HISTORY OF ART - IMAGE TO ACTION (Dr Joanne Anderson)   

CORE MODULE

This course offers an introduction to the iconological study of Renaissance art. It focuses on figures, themes and narratives depicted in paintings, sculptures, prints and other visual media, and will unpack what these subjects tell us about social, political, cultural and religious attitudes from the thirteenth to seventeenth centuries. The first three classes are devoted to religious art, and will involve critical analysis of the lives of the saints, the cult of the saints, and imagery based on the Bible; the remainder of the term is given over to secular art, with topics including portraiture, mythology, allegory and literature. Italy is the main storehouse of imagery but our paths of investigation will extend well beyond to the rest of the Europe.

REVIVING THE PAST: INTRODUCTION TO CULTURAL AND INTELLECTUAL HISTORY 

CORE MODULE

This course will provide students with foundational knowledge and research skills for the study of the cultural and intellectual history of Europe. Its temporal and conceptual anchor will be the Renaissance, while its overall scope stretches from the medieval era to modernity. In the fourteenth and fifteenth centuries scholars began to uncover and translate texts from ancient Rome and Greece with the aim of bringing those distant ages to life. Comparable projects of retrieving, reviving, and renewing past traditions have occurred in many times and places, updating and transforming the past to suit present intentions and goals. In this course, students will become familiar with specific historical moments and the various aims and means of their retrieval, making use of primary and secondary texts in the Warburg Library and other collections in London and beyond.
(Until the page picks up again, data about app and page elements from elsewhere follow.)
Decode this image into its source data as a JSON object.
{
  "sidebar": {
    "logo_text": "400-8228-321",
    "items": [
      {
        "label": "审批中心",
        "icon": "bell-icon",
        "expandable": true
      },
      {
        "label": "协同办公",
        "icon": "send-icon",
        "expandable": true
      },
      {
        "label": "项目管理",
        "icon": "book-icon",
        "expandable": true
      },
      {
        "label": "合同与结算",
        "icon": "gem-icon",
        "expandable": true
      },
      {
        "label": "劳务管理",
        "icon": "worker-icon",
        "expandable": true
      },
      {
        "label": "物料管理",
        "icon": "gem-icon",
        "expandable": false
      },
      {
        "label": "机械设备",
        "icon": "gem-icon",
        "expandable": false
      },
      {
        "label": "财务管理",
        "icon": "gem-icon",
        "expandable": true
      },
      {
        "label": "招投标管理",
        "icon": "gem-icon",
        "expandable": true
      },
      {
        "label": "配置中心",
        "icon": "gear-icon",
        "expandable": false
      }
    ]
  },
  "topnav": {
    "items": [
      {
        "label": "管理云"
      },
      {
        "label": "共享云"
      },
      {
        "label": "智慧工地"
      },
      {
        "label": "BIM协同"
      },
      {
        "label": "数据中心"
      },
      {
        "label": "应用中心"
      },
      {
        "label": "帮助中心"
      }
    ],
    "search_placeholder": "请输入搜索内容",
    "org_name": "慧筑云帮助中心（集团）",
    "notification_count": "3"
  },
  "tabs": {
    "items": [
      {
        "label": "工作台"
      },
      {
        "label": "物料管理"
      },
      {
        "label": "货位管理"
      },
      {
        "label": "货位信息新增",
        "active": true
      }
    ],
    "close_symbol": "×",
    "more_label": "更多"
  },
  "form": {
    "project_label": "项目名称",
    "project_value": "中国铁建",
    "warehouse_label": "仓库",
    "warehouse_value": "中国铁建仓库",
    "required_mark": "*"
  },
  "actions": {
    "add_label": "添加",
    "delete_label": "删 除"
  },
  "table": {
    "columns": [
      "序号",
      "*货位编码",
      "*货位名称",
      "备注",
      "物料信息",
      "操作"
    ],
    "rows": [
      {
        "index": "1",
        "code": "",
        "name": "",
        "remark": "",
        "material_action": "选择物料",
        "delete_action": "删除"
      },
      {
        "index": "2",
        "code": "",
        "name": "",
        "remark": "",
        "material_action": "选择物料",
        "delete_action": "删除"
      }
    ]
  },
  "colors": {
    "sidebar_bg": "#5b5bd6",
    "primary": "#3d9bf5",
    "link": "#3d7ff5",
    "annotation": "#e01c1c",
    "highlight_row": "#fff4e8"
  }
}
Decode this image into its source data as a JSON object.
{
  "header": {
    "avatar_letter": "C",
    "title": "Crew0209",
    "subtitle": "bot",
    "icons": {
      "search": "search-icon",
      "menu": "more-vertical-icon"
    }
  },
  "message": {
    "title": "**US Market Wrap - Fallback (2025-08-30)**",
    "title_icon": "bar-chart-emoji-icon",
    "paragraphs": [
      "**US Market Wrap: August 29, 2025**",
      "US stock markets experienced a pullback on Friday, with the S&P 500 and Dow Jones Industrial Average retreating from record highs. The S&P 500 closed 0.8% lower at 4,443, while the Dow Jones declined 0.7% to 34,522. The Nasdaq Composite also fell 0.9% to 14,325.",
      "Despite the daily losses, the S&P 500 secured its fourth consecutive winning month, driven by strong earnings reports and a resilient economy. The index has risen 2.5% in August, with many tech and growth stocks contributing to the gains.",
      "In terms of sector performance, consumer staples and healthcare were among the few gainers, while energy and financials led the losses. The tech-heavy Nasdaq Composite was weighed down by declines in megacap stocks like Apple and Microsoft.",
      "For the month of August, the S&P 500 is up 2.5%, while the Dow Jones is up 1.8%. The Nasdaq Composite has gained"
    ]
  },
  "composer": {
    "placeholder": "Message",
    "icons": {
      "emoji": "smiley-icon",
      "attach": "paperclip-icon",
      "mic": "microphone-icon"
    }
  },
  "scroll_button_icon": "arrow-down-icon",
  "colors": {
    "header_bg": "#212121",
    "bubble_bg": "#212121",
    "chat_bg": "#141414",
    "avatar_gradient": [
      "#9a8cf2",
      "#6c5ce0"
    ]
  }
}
METHODS AND TECHNIQUES OF SCHOLARSHIP: READING AND WRITING HISTORY

CORE MODULE (UNASSESSED)

During term one, (“Reading History”) students are introduced to a range of historiographical classics that are exemplary of different approaches to late medieval and early modern European cultures. They will read selections from works by prominent cultural and intellectual historians, and are encouraged to examine the ways in which these historians framed their research questions, selected and handled their evidence (be it textual, material, or visual), organised their arguments, and constructed their narratives. Students are gradually introduced to a number of theoretical questions involved in historical research, such as periodisation, scale, evidence, interpretation, generalisation, commensurability, translatability, canonicity, agency, and teleology. Students will also develop an overview of important trends in 20th- and 21st-century cultural and intellectual history-writing. Finally, students will develop critical-analytical skills that will allow them to become more careful readers of historical scholarship, and thus also more prepared to carry out their own historical research and writing when they begin working on their final dissertation in the second term. 

During term two, “Writing History”, takes the form of a workshop guiding the students in choosing, developing, and researching a topic that will form the subject of their final dissertation. The workshop covers topics such as: “Tips for good academic writing”, “Identifying a research question”, “Identifying an ‘archive’”, “Compiling a bibliography” and “Writing an abstract & dissertation plan”.